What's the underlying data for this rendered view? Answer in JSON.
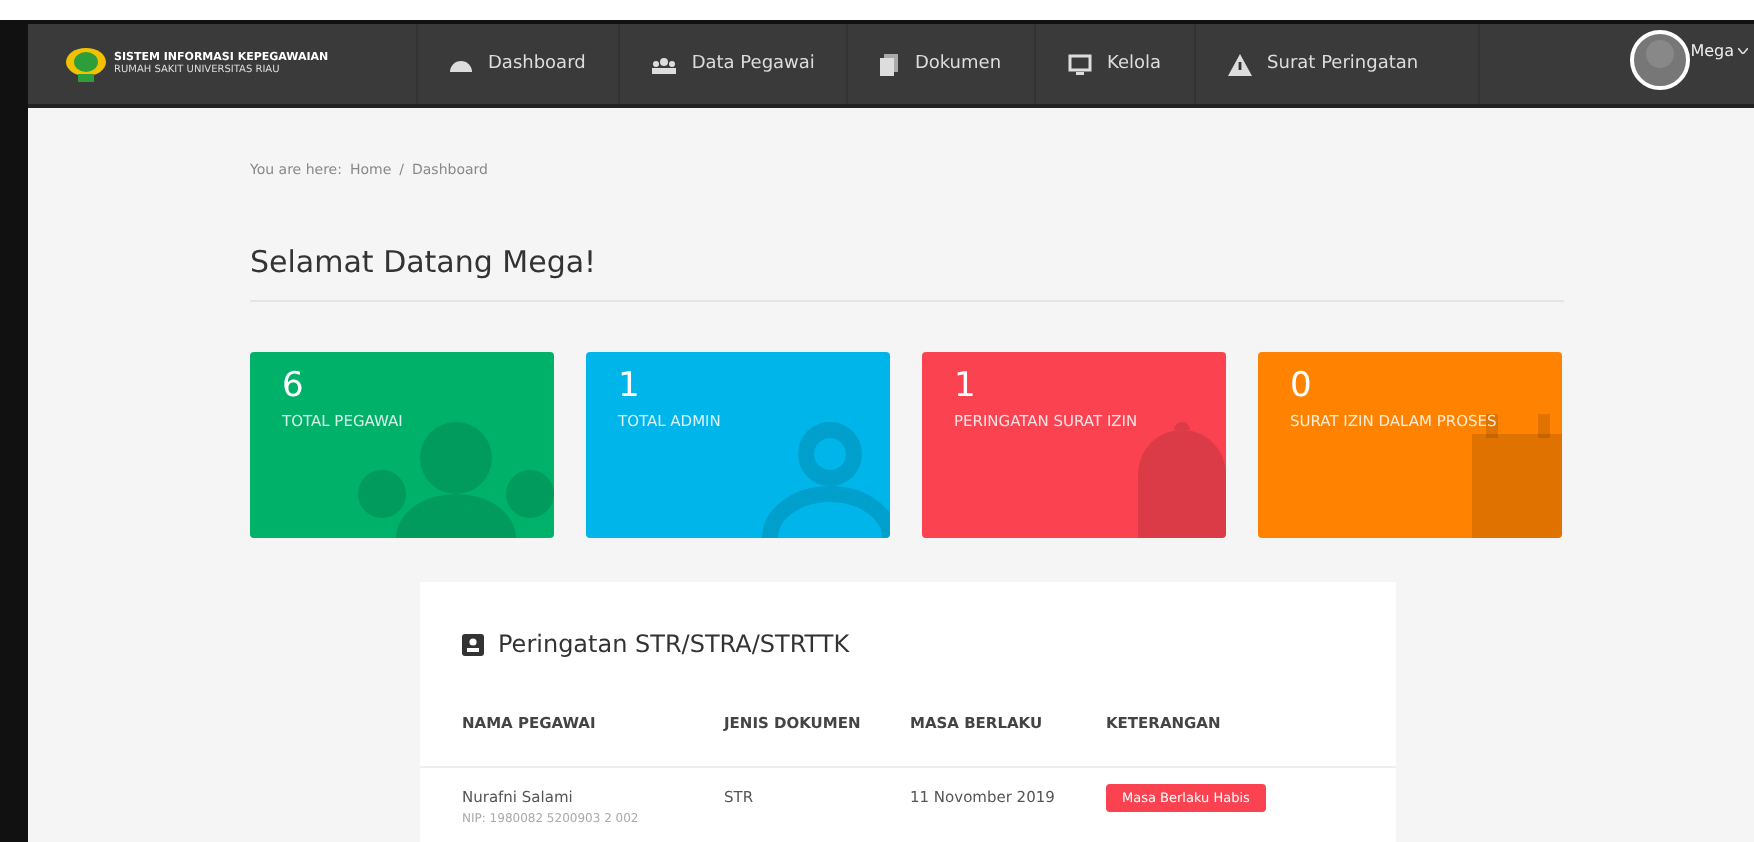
{
  "brand": {
    "title": "SISTEM INFORMASI KEPEGAWAIAN",
    "subtitle": "RUMAH SAKIT UNIVERSITAS RIAU"
  },
  "nav": [
    {
      "label": "Dashboard"
    },
    {
      "label": "Data Pegawai"
    },
    {
      "label": "Dokumen"
    },
    {
      "label": "Kelola"
    },
    {
      "label": "Surat Peringatan"
    }
  ],
  "user": {
    "name": "Mega"
  },
  "breadcrumb": {
    "prefix": "You are here:",
    "items": [
      "Home",
      "Dashboard"
    ],
    "separator": "/"
  },
  "heading": "Selamat Datang Mega!",
  "stats": [
    {
      "value": "6",
      "label": "TOTAL PEGAWAI",
      "color": "#00b16a",
      "kind": "group"
    },
    {
      "value": "1",
      "label": "TOTAL ADMIN",
      "color": "#00b5e9",
      "kind": "person"
    },
    {
      "value": "1",
      "label": "PERINGATAN SURAT IZIN",
      "color": "#fa4251",
      "kind": "bell"
    },
    {
      "value": "0",
      "label": "SURAT IZIN DALAM PROSES",
      "color": "#ff8300",
      "kind": "calendar"
    }
  ],
  "panel": {
    "title": "Peringatan STR/STRA/STRTTK",
    "columns": [
      "NAMA PEGAWAI",
      "JENIS DOKUMEN",
      "MASA BERLAKU",
      "KETERANGAN"
    ],
    "rows": [
      {
        "name": "Nurafni Salami",
        "nip": "NIP: 1980082 5200903 2 002",
        "document": "STR",
        "valid_until": "11 Novomber 2019",
        "status": "Masa Berlaku Habis"
      }
    ]
  }
}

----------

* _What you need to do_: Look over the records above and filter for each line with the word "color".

* _Response for this exercise_:
      "color": "#00b16a",
      "color": "#00b5e9",
      "color": "#fa4251",
      "color": "#ff8300",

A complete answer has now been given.